Air strike in Sanaa, Yemen, 5 November 2015

Political situation Disintegration of a country – rival power groups

The establishment of the Republic of Yemen in 1990 and the so-called Arab Spring reform movement twenty years later gave rise to hopes that the country would stabilise and become more democratic. However, these hopes have not been fulfilled.

The current (2023) Fragile States Index (External link) published by the non-governmental organisation Fund for Peace ranks Yemen second in the list of the world's most fragile states. Rebels from the Houthi movement have been fighting against the country's government since 2004. Large parts of the north and west of the country, including the capital, Sana'a, are under their control.
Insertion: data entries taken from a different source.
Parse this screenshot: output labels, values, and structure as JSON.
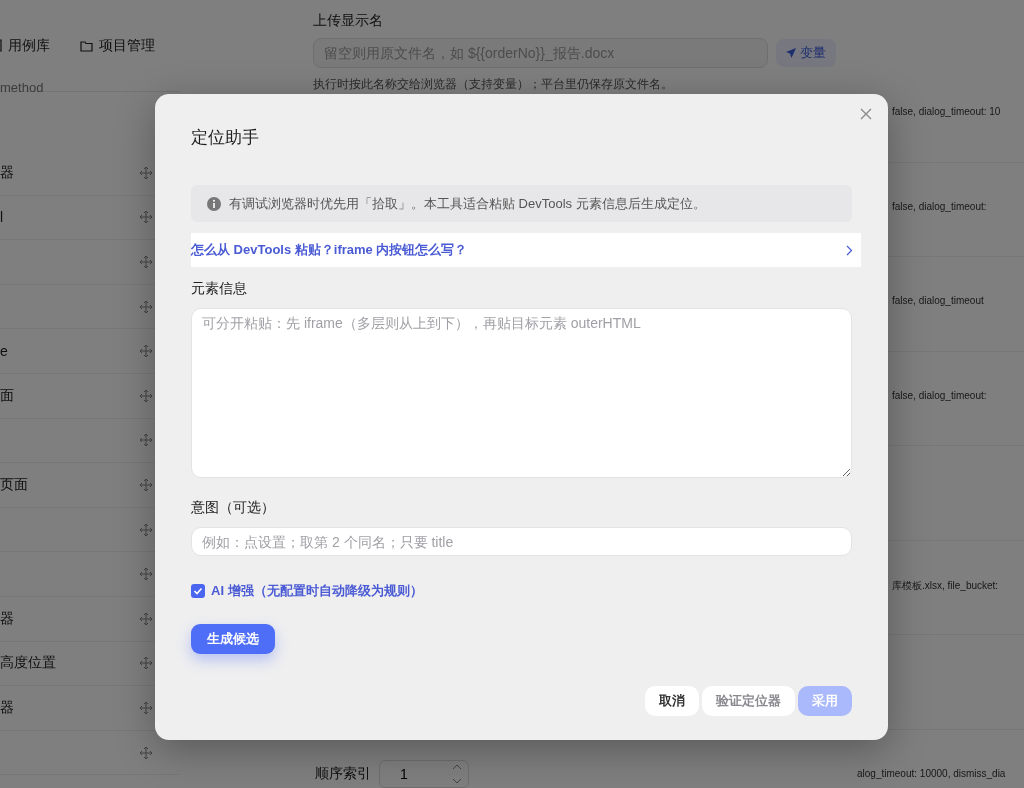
{
  "background": {
    "nav": [
      {
        "kind": "cases",
        "label": "用例库"
      },
      {
        "kind": "projects",
        "label": "项目管理"
      }
    ],
    "list_header": "method",
    "rows": [
      {
        "label": "器"
      },
      {
        "label": "l"
      },
      {},
      {},
      {
        "label": "e"
      },
      {
        "label": "面"
      },
      {},
      {
        "label": "页面"
      },
      {},
      {},
      {
        "label": "器"
      },
      {
        "label": "高度位置"
      },
      {
        "label": "器"
      },
      {}
    ],
    "right_rows": [
      {
        "label": "false, dialog_timeout: 10"
      },
      {
        "label": "false, dialog_timeout:"
      },
      {
        "label": "false, dialog_timeout"
      },
      {
        "label": "false, dialog_timeout:"
      },
      {},
      {
        "label": "库模板.xlsx, file_bucket:"
      },
      {},
      {
        "label": "alog_timeout: 10000, dismiss_dia"
      }
    ],
    "drawer": {
      "name_label": "上传显示名",
      "name_placeholder": "留空则用原文件名，如 ${{orderNo}}_报告.docx",
      "variable_button": "变量",
      "hint": "执行时按此名称交给浏览器（支持变量）；平台里仍保存原文件名。",
      "order_label": "顺序索引",
      "order_value": "1"
    }
  },
  "dialog": {
    "title": "定位助手",
    "info": "有调试浏览器时优先用「拾取」。本工具适合粘贴 DevTools 元素信息后生成定位。",
    "help_link": "怎么从 DevTools 粘贴？iframe 内按钮怎么写？",
    "element_label": "元素信息",
    "element_placeholder": "可分开粘贴：先 iframe（多层则从上到下），再贴目标元素 outerHTML",
    "intent_label": "意图（可选）",
    "intent_placeholder": "例如：点设置；取第 2 个同名；只要 title",
    "ai": {
      "label": "AI 增强（无配置时自动降级为规则）",
      "checked": true
    },
    "generate_button": "生成候选",
    "footer_buttons": [
      {
        "label": "取消",
        "kind": "plain",
        "disabled": false
      },
      {
        "label": "验证定位器",
        "kind": "plain",
        "disabled": true
      },
      {
        "label": "采用",
        "kind": "primary",
        "disabled": true
      }
    ]
  }
}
Other players in the civil war are regional branches of the Al-Qaeda and “Islamic State” terrorist networks. In 2015, a military coalition led by Saudi Arabia intervened in the conflict. The coalition supports the official government.

In April 2022, President Abdrabuh Mansour Hadi stepped down. Yemen has since officially been governed by a Presidential Leadership Council, which has eight members. Some southern regions are controlled by the Southern Transitional Council (STC), which advocates independence for the country's southern part.

Diplomatic efforts

In December 2023, Hans Grundberg, UN Special Envoy for Yemen, announced that tensions between the conflicting parties had eased and that the parties had agreed, in principle, that there should be a peace process. The purpose of his mediation efforts is to achieve a nationwide ceasefire, improved living conditions, and the start of a comprehensive political process led by the UN in order to achieve peace in the country. The UN roadmap envisages, among other things, the resumption of oil exports, the opening of important roads, and further easing restrictions on Sana'a Airport and the Hudaydah port.

Following the attack of the terrorist organisation Hamas on Israel on 7 October 2023 and the subsequent Israeli military operations in the Gaza Strip, however, the Houthi rebels have started attacking international commercial vessels in the Red Sea with missiles and drones. They have stated that they want to continue this until Israel stops its air strikes on the Palestinian territories. In response, the United States, with support from other countries, have created a military alliance to protect commercial shipping. They have also attacked Houthi military installations in Yemen. Germany is part of an EU mission for the protection of commercial ships in the Red Sea. The United States has designated the rebel movement as a terrorist organisation.

These developments have brought the peace efforts to a standstill for the time being. At present, it is unclear how the situation for Yemen will evolve.

Human rights

Experts consider the human rights situation in Yemen to be disastrous. Especially since the beginning of the intervention of the military coalition in 2015, serious human rights violations have increased significantly.

A report published by the UN Office of the High Commissioner for Human Rights (External link) in September 2020 accuses both sides of actions that may amount to war crimes, including the killing of civilians, torture, rape, and the recruitment of child soldiers. There are massive restrictions on the freedom of speech, freedom of assembly and freedom of the press.

In March 2024, Human Rights Watch reported (External link) that women in Yemen were facing increasing discrimination. According to Human Rights Watch, the Yemeni government and the Houthis and the Southern Transitional Council all commit systematic violations of women's right to freedom of movement, thus restricting their access to education, employment and healthcare.

For instance, a directive issued by the Houthi authorities bans women from travelling without a male guardian. This massive restriction of women's right to freedom of movement is also making it more difficult to implement development cooperation projects in northern Yemen.

As at: 23/04/2024